Not forgetting our good benchmarking skills, the run time (wall clock time) of the runs should be greater than 60 seconds if possible. So the number of files was varied for 4 MPI processes until a run time of 60 seconds was reached. The resulting number of files from the test was found to be 1,000,000 and was fixed for all tests. Also it was arbitrarily decided to have all files are written to the same directory with the goal of really stressing the metadata performance.
The final command line used for metarates for all three numbers of processors (1, 2, and 4) is the following.
time mpirun -machinefile ./machinefile -np 4 ./metarates -d junk -n 1000000 -C -U -S -u >> metarates_256MB_ramdisk.np_4.1.out
Where the “-np” option stands for number of processes (in this case 4), “-machinefile” refers to the list of hostnames of systems to be used in the run (in this case it is a file name “./machinefile” that contains the name of the test machine repeated 4 times – once for each process), and the results to stdout are sent to a file “metarates_256MB_ramdisk.np_4.1.out” which is an example of how the output files were named.
Notice that fsync wasn’t used in the benchmark run so that the results would be comparatively similar to those of fdtree which didn’t explicitly fsync() files. In addition, the directory where the files are written is the current directory where the binary (“./metarates”) is located. Also notice that three different performance measures are used:
- File create and close rate (how many per second)
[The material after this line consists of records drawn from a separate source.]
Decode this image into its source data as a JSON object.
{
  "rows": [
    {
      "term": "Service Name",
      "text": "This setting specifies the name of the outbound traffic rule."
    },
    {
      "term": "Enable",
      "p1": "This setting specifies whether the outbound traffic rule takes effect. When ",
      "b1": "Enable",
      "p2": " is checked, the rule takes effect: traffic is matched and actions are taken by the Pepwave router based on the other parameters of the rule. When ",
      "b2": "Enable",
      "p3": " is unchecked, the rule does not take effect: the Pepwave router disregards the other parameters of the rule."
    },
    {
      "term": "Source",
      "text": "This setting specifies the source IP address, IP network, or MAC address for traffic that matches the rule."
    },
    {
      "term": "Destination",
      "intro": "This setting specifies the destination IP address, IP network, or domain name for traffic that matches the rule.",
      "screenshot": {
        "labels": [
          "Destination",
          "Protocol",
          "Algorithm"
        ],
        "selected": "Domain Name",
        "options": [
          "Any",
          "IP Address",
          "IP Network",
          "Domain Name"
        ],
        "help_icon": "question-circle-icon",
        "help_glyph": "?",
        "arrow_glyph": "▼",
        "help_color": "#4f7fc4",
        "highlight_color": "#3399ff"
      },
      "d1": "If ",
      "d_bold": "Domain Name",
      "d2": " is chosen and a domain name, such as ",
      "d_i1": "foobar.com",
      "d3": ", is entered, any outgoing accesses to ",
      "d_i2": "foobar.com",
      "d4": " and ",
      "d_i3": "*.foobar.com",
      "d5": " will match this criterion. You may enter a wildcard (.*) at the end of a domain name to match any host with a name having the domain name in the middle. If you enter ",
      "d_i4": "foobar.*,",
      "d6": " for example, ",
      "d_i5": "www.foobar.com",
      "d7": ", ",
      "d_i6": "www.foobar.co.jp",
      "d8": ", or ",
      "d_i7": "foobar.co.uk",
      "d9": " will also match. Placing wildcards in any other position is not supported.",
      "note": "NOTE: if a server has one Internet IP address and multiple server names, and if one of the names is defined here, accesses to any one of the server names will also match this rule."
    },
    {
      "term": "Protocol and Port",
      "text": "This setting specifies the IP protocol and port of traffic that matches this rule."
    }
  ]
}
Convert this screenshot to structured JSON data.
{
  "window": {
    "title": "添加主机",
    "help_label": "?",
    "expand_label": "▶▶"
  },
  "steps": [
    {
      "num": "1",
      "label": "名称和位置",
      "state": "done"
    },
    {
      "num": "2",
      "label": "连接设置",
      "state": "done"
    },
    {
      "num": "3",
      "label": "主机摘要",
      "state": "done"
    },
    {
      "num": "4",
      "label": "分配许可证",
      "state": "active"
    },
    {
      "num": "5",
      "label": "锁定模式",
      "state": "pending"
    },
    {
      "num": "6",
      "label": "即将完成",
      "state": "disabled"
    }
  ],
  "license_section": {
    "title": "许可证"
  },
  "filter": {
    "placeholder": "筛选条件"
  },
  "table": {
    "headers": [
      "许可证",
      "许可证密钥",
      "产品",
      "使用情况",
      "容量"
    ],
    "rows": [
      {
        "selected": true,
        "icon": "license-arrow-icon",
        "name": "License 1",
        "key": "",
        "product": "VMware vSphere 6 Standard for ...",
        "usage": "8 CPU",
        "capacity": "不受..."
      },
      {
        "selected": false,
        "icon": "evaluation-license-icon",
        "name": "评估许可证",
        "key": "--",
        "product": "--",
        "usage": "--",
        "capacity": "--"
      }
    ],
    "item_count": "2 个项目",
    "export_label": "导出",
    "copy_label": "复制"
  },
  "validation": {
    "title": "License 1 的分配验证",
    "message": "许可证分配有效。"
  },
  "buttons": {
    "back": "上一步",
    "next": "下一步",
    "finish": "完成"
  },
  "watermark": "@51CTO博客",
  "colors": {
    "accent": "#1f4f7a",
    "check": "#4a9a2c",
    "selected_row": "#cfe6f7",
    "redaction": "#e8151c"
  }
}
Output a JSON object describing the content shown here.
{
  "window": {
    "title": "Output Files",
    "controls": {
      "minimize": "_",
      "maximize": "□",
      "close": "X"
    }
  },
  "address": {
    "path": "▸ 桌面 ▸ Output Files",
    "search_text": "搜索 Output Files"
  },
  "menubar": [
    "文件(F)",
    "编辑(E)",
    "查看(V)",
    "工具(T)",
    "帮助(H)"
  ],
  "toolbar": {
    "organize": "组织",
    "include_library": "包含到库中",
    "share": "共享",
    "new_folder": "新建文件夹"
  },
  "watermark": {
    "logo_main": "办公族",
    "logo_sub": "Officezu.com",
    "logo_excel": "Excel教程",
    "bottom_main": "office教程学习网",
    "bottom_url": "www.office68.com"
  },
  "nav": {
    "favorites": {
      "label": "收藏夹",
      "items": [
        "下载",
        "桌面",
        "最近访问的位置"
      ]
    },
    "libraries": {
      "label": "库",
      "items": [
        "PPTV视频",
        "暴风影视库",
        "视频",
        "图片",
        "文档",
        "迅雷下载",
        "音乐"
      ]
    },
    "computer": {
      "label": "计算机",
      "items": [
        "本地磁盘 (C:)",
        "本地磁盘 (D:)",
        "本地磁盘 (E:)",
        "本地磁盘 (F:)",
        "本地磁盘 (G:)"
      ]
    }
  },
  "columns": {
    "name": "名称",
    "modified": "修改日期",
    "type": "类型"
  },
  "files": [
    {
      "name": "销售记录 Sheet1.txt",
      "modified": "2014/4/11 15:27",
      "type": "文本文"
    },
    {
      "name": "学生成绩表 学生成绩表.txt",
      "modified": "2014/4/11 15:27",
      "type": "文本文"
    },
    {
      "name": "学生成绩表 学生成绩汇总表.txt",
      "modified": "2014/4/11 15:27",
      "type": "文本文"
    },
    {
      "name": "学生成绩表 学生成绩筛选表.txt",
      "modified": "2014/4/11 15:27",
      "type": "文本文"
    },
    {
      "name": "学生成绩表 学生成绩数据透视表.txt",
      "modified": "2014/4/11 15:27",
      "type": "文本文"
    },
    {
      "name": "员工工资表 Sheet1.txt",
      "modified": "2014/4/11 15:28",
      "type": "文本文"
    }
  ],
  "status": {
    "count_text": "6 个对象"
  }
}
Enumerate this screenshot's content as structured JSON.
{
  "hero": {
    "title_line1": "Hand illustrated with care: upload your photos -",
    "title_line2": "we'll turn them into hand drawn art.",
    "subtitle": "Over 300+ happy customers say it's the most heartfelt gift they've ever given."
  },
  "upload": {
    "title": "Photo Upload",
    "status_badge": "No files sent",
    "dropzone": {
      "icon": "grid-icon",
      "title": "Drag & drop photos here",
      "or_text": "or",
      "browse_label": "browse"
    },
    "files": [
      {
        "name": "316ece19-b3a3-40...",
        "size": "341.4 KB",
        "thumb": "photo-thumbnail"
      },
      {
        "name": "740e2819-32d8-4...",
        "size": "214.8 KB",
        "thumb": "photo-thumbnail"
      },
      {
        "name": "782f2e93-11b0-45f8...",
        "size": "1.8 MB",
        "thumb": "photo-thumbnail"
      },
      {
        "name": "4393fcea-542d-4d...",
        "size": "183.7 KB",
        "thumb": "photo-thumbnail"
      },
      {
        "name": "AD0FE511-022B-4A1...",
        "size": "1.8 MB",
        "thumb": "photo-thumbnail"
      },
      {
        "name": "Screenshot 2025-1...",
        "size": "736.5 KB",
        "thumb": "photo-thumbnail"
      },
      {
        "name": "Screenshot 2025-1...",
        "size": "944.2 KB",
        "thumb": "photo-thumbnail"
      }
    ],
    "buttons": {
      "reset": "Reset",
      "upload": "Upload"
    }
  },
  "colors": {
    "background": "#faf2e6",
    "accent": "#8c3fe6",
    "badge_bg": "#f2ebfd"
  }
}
- File stat rate (how many “stats” per second)
- File utime rate (how many “utimes” per second)
Next: Running Metarates